[...] Demand for ASML's Twinscan NXE tools will be further boosted by demand from Intel and SK Hynix.
Samsung Foundry this week announced that it has completed development of its first-generation 5 nm fabrication process (previously dubbed 5LPE). The manufacturing technology uses extreme ultraviolet lithography (EUVL) and is set to provide significant performance, power, and area advantages when compared to Samsung's 7 nm process (known as 7LPP). Meanwhile, Samsung stresses that IP developed for 7LPP can be also used for chips to be made using 5LPE.
Samsung's 5 nm technology continues to use FinFET transistors, but with a new standard cell architecture as well as a mix of DUV and EUV step-and-scan systems. When compared to 7LPP, Samsung says that their 5LPE fabrication process will enable chip developers to reduce power consumption by 20% or improve performance by 10%. Furthermore, the company promises an increase in logic area efficiency of up to 25%.
One interesting technology that will eventually be on Samsung's roadmap: "gate-all-around" field effect transistors.
Meanwhile, TSMC has announced a new node, "6nm", which will allow for smaller die sizes than "7nm" with no improvements to performance or power consumption. It is also not better than the TSMC "7nm+" node, which will use extreme ultraviolet lithography:
TSMC this week unveiled its new 6 nm (CLN6FF, N6) manufacturing technology, which is set to deliver a considerably higher transistor density when compared to the company's 7 nm (CLN7FF, N7) fabrication process. An evolution of TSMC's 7nm node, N6 will continue to use the same design rules, making it easier for companies to get started on the new process. The technology will be used for risk production of chips starting Q1 2020.
TSMC states that their N6 fabrication technology offers 18% higher logic density when compared to the company's N7 process (1st Gen 7 nm, DUV-only), yet offers the same performance and power consumption. Furthermore, according to TSMC N6 'leverages new capabilities in extreme ultraviolet lithography (EUVL)' gained from N7+, but does not disclose how exactly it uses EUV for the particular technology. Meanwhile, N6 uses the same design rules as N7 and enables developers of chips to re-use the same design ecosystem (e.g., tools, etc.), which will enable them to lower development costs. Essentially, N6 allows to shrink die sizes of designs developed using N7 design rules by around 15% while using the familiar IP for additional cost savings.

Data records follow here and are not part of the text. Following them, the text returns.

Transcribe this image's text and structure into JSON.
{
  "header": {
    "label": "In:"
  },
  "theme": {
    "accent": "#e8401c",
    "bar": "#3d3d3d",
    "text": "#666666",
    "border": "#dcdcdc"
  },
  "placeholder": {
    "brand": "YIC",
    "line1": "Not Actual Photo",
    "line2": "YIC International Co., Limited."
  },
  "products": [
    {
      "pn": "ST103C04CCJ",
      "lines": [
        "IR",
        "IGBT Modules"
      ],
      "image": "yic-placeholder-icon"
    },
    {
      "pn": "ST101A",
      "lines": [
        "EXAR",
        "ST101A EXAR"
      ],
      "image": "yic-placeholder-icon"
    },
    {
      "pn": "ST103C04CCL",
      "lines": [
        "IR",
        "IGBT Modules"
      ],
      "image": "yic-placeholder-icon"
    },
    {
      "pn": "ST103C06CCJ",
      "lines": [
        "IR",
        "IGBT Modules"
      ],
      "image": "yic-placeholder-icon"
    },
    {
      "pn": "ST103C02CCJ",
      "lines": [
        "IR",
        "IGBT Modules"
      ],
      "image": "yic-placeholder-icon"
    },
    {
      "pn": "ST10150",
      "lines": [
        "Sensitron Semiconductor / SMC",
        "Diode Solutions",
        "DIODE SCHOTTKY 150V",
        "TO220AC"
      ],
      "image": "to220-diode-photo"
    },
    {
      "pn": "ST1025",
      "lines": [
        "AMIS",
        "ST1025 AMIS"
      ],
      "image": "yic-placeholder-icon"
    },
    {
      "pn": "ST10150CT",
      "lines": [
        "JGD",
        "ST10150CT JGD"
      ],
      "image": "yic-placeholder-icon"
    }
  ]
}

See table in article.
At the end of March, two semiconductor manufacturing titans climbed another rung on the ladder of Moore's Law.
TSMC says its 5-nm process offers a 15 percent speed gain or a 30 percent improvement in power efficiency. Samsung is promising a 10 percent performance improvement or a 20 percent efficiency improvement

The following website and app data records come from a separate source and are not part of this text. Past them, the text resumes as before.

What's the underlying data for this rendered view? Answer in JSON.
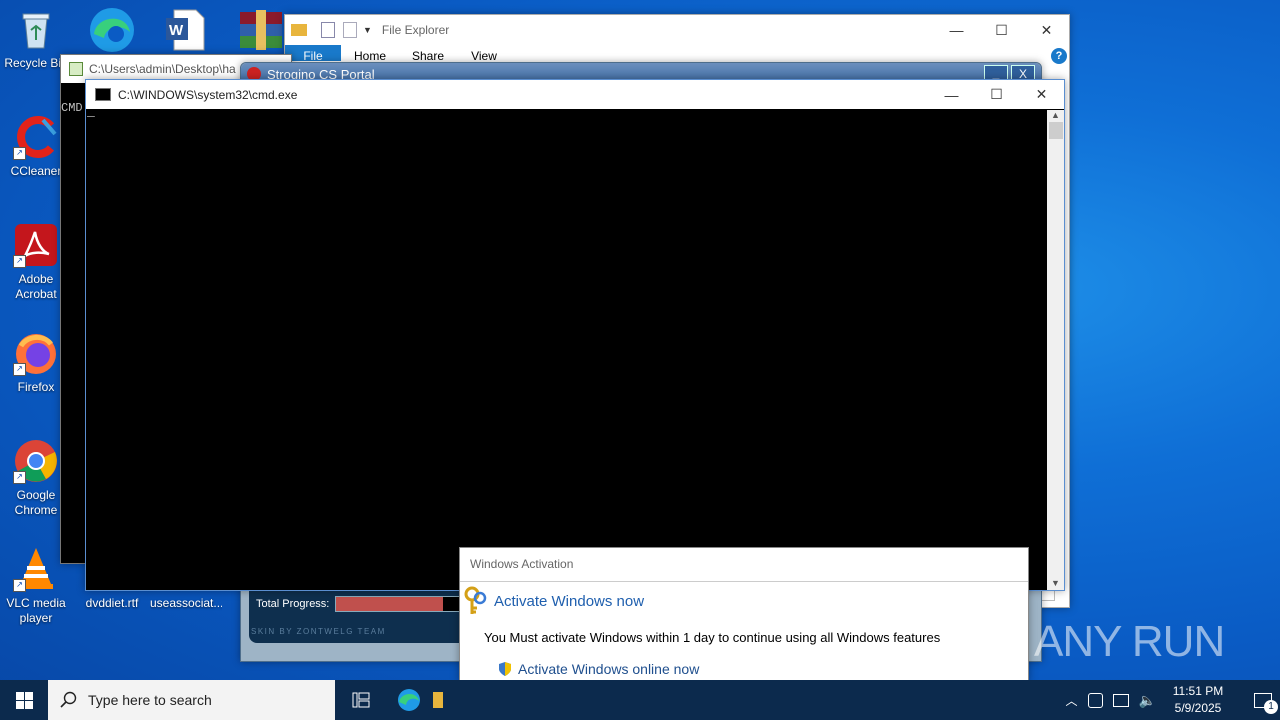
{
  "desktop_icons": [
    {
      "label": "Recycle Bin",
      "icon": "recycle-bin-icon"
    },
    {
      "label": "CCleaner",
      "icon": "ccleaner-icon"
    },
    {
      "label": "Adobe Acrobat",
      "icon": "acrobat-icon"
    },
    {
      "label": "Firefox",
      "icon": "firefox-icon"
    },
    {
      "label": "Google Chrome",
      "icon": "chrome-icon"
    },
    {
      "label": "VLC media player",
      "icon": "vlc-icon"
    },
    {
      "label": "dvddiet.rtf",
      "icon": "rtf-file-icon"
    },
    {
      "label": "useassociat...",
      "icon": "file-icon"
    }
  ],
  "explorer": {
    "title": "File Explorer",
    "tabs": [
      "File",
      "Home",
      "Share",
      "View"
    ]
  },
  "cmd_back": {
    "title": "C:\\Users\\admin\\Desktop\\ha",
    "text": "CMD"
  },
  "portal": {
    "title": "Strogino CS Portal",
    "progress_label": "Total Progress:",
    "progress": 0.82,
    "footer": "SKIN BY ZONTWELG TEAM"
  },
  "cmd": {
    "title": "C:\\WINDOWS\\system32\\cmd.exe",
    "cursor": "_"
  },
  "activation": {
    "title": "Windows Activation",
    "heading": "Activate Windows now",
    "message": "You Must activate Windows within 1 day to continue using all Windows features",
    "option": "Activate Windows online now"
  },
  "watermark": "ANY RUN",
  "taskbar": {
    "search_placeholder": "Type here to search",
    "time": "11:51 PM",
    "date": "5/9/2025",
    "notification_count": "1"
  },
  "colors": {
    "accent": "#0078d7",
    "taskbar": "#0c2a4d",
    "cmd_bg": "#000000",
    "progress_fill": "#c0504d"
  }
}
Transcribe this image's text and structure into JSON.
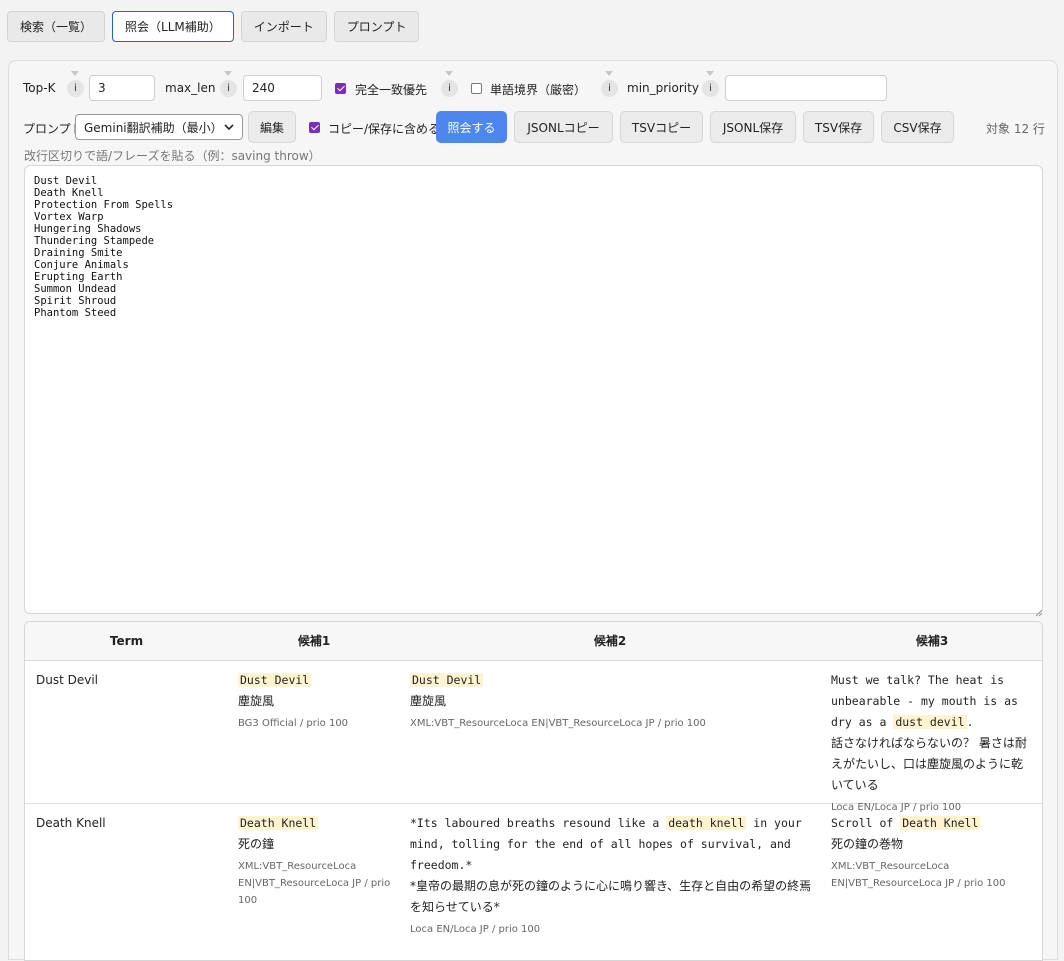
{
  "tabs": [
    {
      "label": "検索（一覧）"
    },
    {
      "label": "照会（LLM補助）"
    },
    {
      "label": "インポート"
    },
    {
      "label": "プロンプト"
    }
  ],
  "controls": {
    "topk_label": "Top-K",
    "topk_value": "3",
    "maxlen_label": "max_len",
    "maxlen_value": "240",
    "exact_label": "完全一致優先",
    "exact_checked": true,
    "word_boundary_label": "単語境界（厳密）",
    "word_boundary_checked": false,
    "min_priority_label": "min_priority",
    "min_priority_value": "",
    "info_glyph": "i",
    "prompt_label": "プロンプト",
    "prompt_selected": "Gemini翻訳補助（最小）",
    "edit_label": "編集",
    "include_label": "コピー/保存に含める",
    "include_checked": true,
    "query_button": "照会する",
    "jsonl_copy": "JSONLコピー",
    "tsv_copy": "TSVコピー",
    "jsonl_save": "JSONL保存",
    "tsv_save": "TSV保存",
    "csv_save": "CSV保存",
    "target_count": "対象 12 行",
    "hint": "改行区切りで語/フレーズを貼る（例：saving throw）"
  },
  "input_text": "Dust Devil\nDeath Knell\nProtection From Spells\nVortex Warp\nHungering Shadows\nThundering Stampede\nDraining Smite\nConjure Animals\nErupting Earth\nSummon Undead\nSpirit Shroud\nPhantom Steed",
  "table": {
    "headers": [
      "Term",
      "候補1",
      "候補2",
      "候補3"
    ],
    "rows": [
      {
        "term": "Dust Devil",
        "c1": {
          "en": "Dust Devil",
          "jp": "塵旋風",
          "src": "BG3 Official / prio 100"
        },
        "c2": {
          "en": "Dust Devil",
          "jp": "塵旋風",
          "src": "XML:VBT_ResourceLoca EN|VBT_ResourceLoca JP / prio 100"
        },
        "c3": {
          "en_pre": "Must we talk? The heat is unbearable - my mouth is as dry as a ",
          "en_hl": "dust devil",
          "en_post": ".",
          "jp": "話さなければならないの？ 暑さは耐えがたいし、口は塵旋風のように乾いている",
          "src": "Loca EN/Loca JP / prio 100"
        }
      },
      {
        "term": "Death Knell",
        "c1": {
          "en": "Death Knell",
          "jp": "死の鐘",
          "src": "XML:VBT_ResourceLoca EN|VBT_ResourceLoca JP / prio 100"
        },
        "c2": {
          "en_pre": "*Its laboured breaths resound like a ",
          "en_hl": "death knell",
          "en_post": " in your mind, tolling for the end of all hopes of survival, and freedom.*",
          "jp": "*皇帝の最期の息が死の鐘のように心に鳴り響き、生存と自由の希望の終焉を知らせている*",
          "src": "Loca EN/Loca JP / prio 100"
        },
        "c3": {
          "en_pre": "Scroll of ",
          "en_hl": "Death Knell",
          "en_post": "",
          "jp": "死の鐘の巻物",
          "src": "XML:VBT_ResourceLoca EN|VBT_ResourceLoca JP / prio 100"
        }
      }
    ]
  },
  "colors": {
    "accent": "#4c87f0",
    "checkbox": "#7a2fb6",
    "highlight": "#fff4cf",
    "active_tab_border": "#1f67c0"
  }
}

Also, "both Samsung and TSMC are offering what they're calling a 6-nm process" as a kind of stepping stone for customers with earlier availability (H2 2019) vs 5nm production.
Unfortunately, but perhaps not unexpectedly, the playing field has narrowed significantly with the progression to 5nm foundry production
GlobalFoundries gave up at 14 nm and Intel, which is years late with its rollout of an equivalent to competitors' 7 nm, is thought to be pulling back on its foundry services, according to analysts.
Samsung and TSMC remain because they can afford the investment and expect a reasonable return. Samsung was the largest chipmaker by revenue in 2018, but its foundry business ranks fourth, with TSMC in the lead. TSMC's capital expenditure was $10 billion in 2018. Samsung expects to nearly match that on a per-year basis until 2030.
Can the industry function with only two companies capable of the most advanced manufacturing processes? "It's not a question of can it work?" says [G. Dan Hutcheson, at VLSI Research]. "It has to work."
According to Len Jelinek, a semiconductor-manufacturing analyst at IHS Markit. "As long as we have at least two viable solutions, then the industry will be comfortable"
There may only be two left, but neither company is sitting still: